Once through the myths, it's time for realism - and instructive fun. "We want to bring children into the museum and open their minds," says Stacy Bishkin of BBH Exhibits Inc., producer of "Masters of the Night." "We have an opportunity to appreciate and preserve these creatures."
The exhibit will not only inform but also encourage youngsters to think, Ms. Bishkin says. It has been designed, she says, to help kids see the bat's point of view, understand its importance to the earth and to human beings, and appreciate the animals' uniqueness. Puzzles prepare kids to identify various species of bats, and a beautifully photographed video teaches bat conservation.
A simple bat house encourages viewers to build their own in the backyard - excellent insect repellents, joked one curator. There is a bat cave in which young children may try out hanging upside down. One exhibit illustrates how bat mothers can locate their own babies among hundreds of others, responding to the offspring's peculiar signature cry. Bats are excellent mothers, producing only one (and in some rare cases two) infants a year. Baby bats are nearly one-third the body-weight of the mother at birth . Bats are mammals, nursing their young for several weeks before the babies are ready to forage for themselves.
Several ingenious displays demonstrate bat anatomy, bat flight, and bat echo-sonar, the method by which most bat species (most are nocturnal) get around in the dark.
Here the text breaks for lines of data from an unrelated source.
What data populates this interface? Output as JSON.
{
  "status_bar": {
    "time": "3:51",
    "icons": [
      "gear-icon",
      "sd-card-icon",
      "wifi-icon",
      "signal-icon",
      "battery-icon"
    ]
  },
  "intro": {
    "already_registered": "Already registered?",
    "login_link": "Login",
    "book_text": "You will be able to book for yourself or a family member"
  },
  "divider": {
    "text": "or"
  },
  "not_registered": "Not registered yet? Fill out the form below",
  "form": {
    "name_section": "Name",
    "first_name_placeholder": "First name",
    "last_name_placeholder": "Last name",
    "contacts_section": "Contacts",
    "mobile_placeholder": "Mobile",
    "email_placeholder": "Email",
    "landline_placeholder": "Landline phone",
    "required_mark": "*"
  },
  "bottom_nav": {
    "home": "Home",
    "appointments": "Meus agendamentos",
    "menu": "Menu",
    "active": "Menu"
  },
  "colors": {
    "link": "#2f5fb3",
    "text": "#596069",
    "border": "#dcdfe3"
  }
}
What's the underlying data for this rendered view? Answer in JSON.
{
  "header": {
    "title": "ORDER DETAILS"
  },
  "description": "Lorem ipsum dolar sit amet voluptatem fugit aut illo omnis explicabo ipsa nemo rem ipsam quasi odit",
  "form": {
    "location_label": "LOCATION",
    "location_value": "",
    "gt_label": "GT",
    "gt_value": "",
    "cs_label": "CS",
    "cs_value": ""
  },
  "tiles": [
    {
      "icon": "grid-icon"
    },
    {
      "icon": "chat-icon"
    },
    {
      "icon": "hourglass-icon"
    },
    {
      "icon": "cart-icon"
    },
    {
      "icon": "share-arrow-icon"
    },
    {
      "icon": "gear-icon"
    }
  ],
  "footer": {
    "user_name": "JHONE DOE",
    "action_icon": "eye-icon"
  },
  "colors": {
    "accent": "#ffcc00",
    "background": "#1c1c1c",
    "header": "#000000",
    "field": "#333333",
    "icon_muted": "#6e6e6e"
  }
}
Viewers visit a bat scientist's lab where bat photos and bat posters line the walls, a Batman T-shirt drapes over a chair, bat fossils lie on a desk near a photocopy machine and a coffee maker, and various reconstructed bat skulls reveal the secrets of bat adaptation. A video station allows the viewer to choose which bats to watch, slow the film down, reverse it, or stop it. The idea is to help the viewer understand that people devote their lives to the study of bats because bats are that important.